The Art of War: The process of a political campaign

Napoleon Bonaparte said that “anyone can plan a campaign, but few are capable of waging and sustaining the war necessary for victory, because only a true [experienced] military genius can handle the developments and ever-changing circumstances.”

However in today’s enviroment of political apathy and outrage, more and more citizens are rising up to challenge the status quo. Their only problem; they have no clue as to what it takes to run a strategically effective campaign for victory. Therefore one must begin to question as to why today’s candidates continue to make the golden mistake of past, jumping head first into a process without first learning the rules of engagement?

Many take on the role of candidate and campaign adviser seeing their effort in victory as simplistic as the one before them. They concentrate on a successful candidate or campaign and fixate their attention at duplicating their efforts. However that is their greatest mistake! One must realize, as Sun-Tzu once said, “that one’s victories in battle cannot be repeated for they take their own form in response to inexhaustibly changing circumstances.” Bottom line; no one campaign can be duplicated with the same amount of success.

Other candidates understand the importance of the circumstances yet never realize which direction they should pursue. They listen to advisers who may or may not have a clue as to campaign strategy and do’s and dont’s. They surround themselves with those closest to them who may not have an inkling of knowledge as to what a campaign of that magnitude would look like, let alone how much it would cost. Though their desire to see you succeed may be genuine, their lack of understanding will cause you to flounder.

In preparing yourself for such a monumental task, as I describe as War, you must first rid yourself of political myths and misconceptions. A successful campaign strategy is not a process of learning a series of calculated moves, concepts or ideas and following them as a recipe. For a political campaign in victory has no real magic formula! Realize that however expansive your political knowledge may be, or is assumed to be, the greatest campaign generals are those who are able to anticipate the problems of the future, dropping all preconceived notions of success or victory and focusing attentively on the ever changing moment.

In campaigns [war], strategy is the Art of commanding the entire operation, elevating yourself above the battlefield, in order to focus on the long-term objectives of the operation. The psychological warfare one incurs throughout a campaign can only be defined as numbing and unteachable. However this should not be separated from the reality of everyday society, for many of the best and worst of past leaders have mastered this process. From the 19th century rule of Napoleon over France to the 20th century polarizing leadership of Britain’s Margaret Thatcher. These individuals incorporated the Art of War and its strategies in their rise to victory without ever doubting the end goal of their quest.

Advice: Be adequately prepared for the challenges of such a task. Investigate, study and absorb as much as possible as to what it shall take to do battle for such a position. Hire or obtain pro-bono if possible the expertise of those who have done this successfully in the past as they can offer greater insight into what is needed for victory. Understand that half-measures avail you nothing, for it is better to go all-in preparing for your future rather than hesitantly pursuing your goal.

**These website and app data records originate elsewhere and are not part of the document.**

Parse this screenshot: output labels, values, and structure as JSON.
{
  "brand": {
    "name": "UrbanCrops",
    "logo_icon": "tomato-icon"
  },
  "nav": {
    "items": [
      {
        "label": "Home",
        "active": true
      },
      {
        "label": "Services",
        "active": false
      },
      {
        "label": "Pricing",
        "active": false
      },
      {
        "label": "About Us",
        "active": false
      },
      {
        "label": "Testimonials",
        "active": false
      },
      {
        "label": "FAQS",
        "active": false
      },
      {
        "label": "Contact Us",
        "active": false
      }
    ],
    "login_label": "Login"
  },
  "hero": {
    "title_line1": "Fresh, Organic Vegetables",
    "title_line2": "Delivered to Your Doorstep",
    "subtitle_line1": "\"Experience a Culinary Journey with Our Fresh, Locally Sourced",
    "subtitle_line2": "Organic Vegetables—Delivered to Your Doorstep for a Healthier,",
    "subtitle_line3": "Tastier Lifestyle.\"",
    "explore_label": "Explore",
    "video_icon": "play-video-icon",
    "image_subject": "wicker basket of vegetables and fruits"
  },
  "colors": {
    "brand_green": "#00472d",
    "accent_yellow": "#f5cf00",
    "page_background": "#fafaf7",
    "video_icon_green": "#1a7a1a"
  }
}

“It [strategy] is more than a science but rather the application of knowledge to practical life through the development of thought capable of modifying the original idea in the light of ever-changing circumstances.”Von Moltke (1800-91) 

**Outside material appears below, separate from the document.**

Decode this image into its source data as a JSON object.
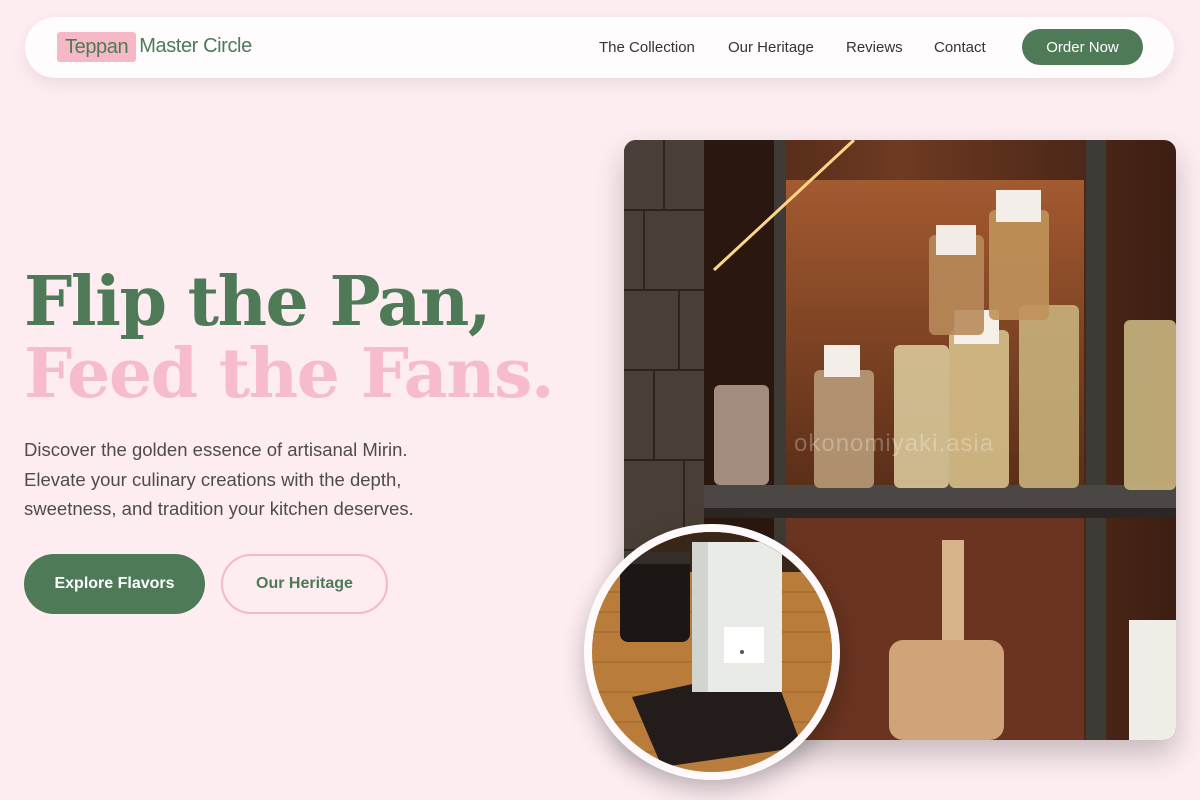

http://www.examiner.com/article/the-art-of-war-the-process-of-a-political-campaign

Leave a Reply

Fill in your details below or click an icon to log in:

WordPress.com Logo

You are commenting using your WordPress.com account. Log Out / Change )

Twitter picture

You are commenting using your Twitter account. Log Out / Change )

Facebook photo

You are commenting using your Facebook account. Log Out / Change )

Google+ photo

You are commenting using your Google+ account. Log Out / Change )

Connecting to %s